[Interface dataset entries]
━━━━

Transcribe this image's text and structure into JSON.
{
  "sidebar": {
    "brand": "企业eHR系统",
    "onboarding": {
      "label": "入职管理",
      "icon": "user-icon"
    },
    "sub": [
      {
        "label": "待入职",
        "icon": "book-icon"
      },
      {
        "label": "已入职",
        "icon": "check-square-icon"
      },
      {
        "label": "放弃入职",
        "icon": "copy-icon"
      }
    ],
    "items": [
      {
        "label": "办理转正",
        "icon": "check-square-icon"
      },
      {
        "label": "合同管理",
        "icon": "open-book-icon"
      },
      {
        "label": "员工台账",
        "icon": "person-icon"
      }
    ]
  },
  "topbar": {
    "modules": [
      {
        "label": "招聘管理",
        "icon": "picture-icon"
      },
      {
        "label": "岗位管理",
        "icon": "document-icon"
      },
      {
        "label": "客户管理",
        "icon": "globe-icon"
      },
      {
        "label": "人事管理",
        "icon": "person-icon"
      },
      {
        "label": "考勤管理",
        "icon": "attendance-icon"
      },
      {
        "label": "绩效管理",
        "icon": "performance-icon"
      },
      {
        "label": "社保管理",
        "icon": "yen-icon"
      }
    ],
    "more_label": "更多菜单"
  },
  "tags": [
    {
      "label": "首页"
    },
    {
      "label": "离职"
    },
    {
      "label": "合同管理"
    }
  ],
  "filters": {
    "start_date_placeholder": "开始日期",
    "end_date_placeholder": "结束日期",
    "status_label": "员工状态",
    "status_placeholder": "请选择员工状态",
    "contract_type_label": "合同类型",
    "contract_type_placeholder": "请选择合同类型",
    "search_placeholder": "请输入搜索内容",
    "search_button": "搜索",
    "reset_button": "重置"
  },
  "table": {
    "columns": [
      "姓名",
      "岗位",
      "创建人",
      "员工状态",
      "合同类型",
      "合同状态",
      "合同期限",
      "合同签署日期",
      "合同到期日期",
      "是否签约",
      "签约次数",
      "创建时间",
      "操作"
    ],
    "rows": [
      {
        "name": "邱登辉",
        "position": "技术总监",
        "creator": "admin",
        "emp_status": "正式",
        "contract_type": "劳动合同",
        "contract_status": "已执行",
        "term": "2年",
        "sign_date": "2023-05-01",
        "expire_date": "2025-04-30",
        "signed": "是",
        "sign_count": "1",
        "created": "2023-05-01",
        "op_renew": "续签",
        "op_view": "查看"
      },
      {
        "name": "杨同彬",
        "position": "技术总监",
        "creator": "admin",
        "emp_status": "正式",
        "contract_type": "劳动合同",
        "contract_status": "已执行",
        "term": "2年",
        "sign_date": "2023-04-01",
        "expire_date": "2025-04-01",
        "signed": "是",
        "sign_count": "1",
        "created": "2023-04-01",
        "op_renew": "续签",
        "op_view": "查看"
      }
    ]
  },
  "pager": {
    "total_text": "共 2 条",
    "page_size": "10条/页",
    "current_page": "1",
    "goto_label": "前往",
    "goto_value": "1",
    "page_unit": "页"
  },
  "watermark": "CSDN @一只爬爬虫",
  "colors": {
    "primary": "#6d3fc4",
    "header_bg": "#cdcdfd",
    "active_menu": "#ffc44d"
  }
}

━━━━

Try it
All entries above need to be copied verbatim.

Exercise response
Transcribe this image's text and structure into JSON.
{
  "sidebar": {
    "brand": "企业eHR系统",
    "onboarding": {
      "label": "入职管理",
      "icon": "user-icon"
    },
    "sub": [
      {
        "label": "待入职",
        "icon": "book-icon"
      },
      {
        "label": "已入职",
        "icon": "check-square-icon"
      },
      {
        "label": "放弃入职",
        "icon": "copy-icon"
      }
    ],
    "items": [
      {
        "label": "办理转正",
        "icon": "check-square-icon"
      },
      {
        "label": "合同管理",
        "icon": "open-book-icon"
      },
      {
        "label": "员工台账",
        "icon": "person-icon"
      }
    ]
  },
  "topbar": {
    "modules": [
      {
        "label": "招聘管理",
        "icon": "picture-icon"
      },
      {
        "label": "岗位管理",
        "icon": "document-icon"
      },
      {
        "label": "客户管理",
        "icon": "globe-icon"
      },
      {
        "label": "人事管理",
        "icon": "person-icon"
      },
      {
        "label": "考勤管理",
        "icon": "attendance-icon"
      },
      {
        "label": "绩效管理",
        "icon": "performance-icon"
      },
      {
        "label": "社保管理",
        "icon": "yen-icon"
      }
    ],
    "more_label": "更多菜单"
  },
  "tags": [
    {
      "label": "首页"
    },
    {
      "label": "离职"
    },
    {
      "label": "合同管理"
    }
  ],
  "filters": {
    "start_date_placeholder": "开始日期",
    "end_date_placeholder": "结束日期",
    "status_label": "员工状态",
    "status_placeholder": "请选择员工状态",
    "contract_type_label": "合同类型",
    "contract_type_placeholder": "请选择合同类型",
    "search_placeholder": "请输入搜索内容",
    "search_button": "搜索",
    "reset_button": "重置"
  },
  "table": {
    "columns": [
      "姓名",
      "岗位",
      "创建人",
      "员工状态",
      "合同类型",
      "合同状态",
      "合同期限",
      "合同签署日期",
      "合同到期日期",
      "是否签约",
      "签约次数",
      "创建时间",
      "操作"
    ],
    "rows": [
      {
        "name": "邱登辉",
        "position": "技术总监",
        "creator": "admin",
        "emp_status": "正式",
        "contract_type": "劳动合同",
        "contract_status": "已执行",
        "term": "2年",
        "sign_date": "2023-05-01",
        "expire_date": "2025-04-30",
        "signed": "是",
        "sign_count": "1",
        "created": "2023-05-01",
        "op_renew": "续签",
        "op_view": "查看"
      },
      {
        "name": "杨同彬",
        "position": "技术总监",
        "creator": "admin",
        "emp_status": "正式",
        "contract_type": "劳动合同",
        "contract_status": "已执行",
        "term": "2年",
        "sign_date": "2023-04-01",
        "expire_date": "2025-04-01",
        "signed": "是",
        "sign_count": "1",
        "created": "2023-04-01",
        "op_renew": "续签",
        "op_view": "查看"
      }
    ]
  },
  "pager": {
    "total_text": "共 2 条",
    "page_size": "10条/页",
    "current_page": "1",
    "goto_label": "前往",
    "goto_value": "1",
    "page_unit": "页"
  },
  "watermark": "CSDN @一只爬爬虫",
  "colors": {
    "primary": "#6d3fc4",
    "header_bg": "#cdcdfd",
    "active_menu": "#ffc44d"
  }
}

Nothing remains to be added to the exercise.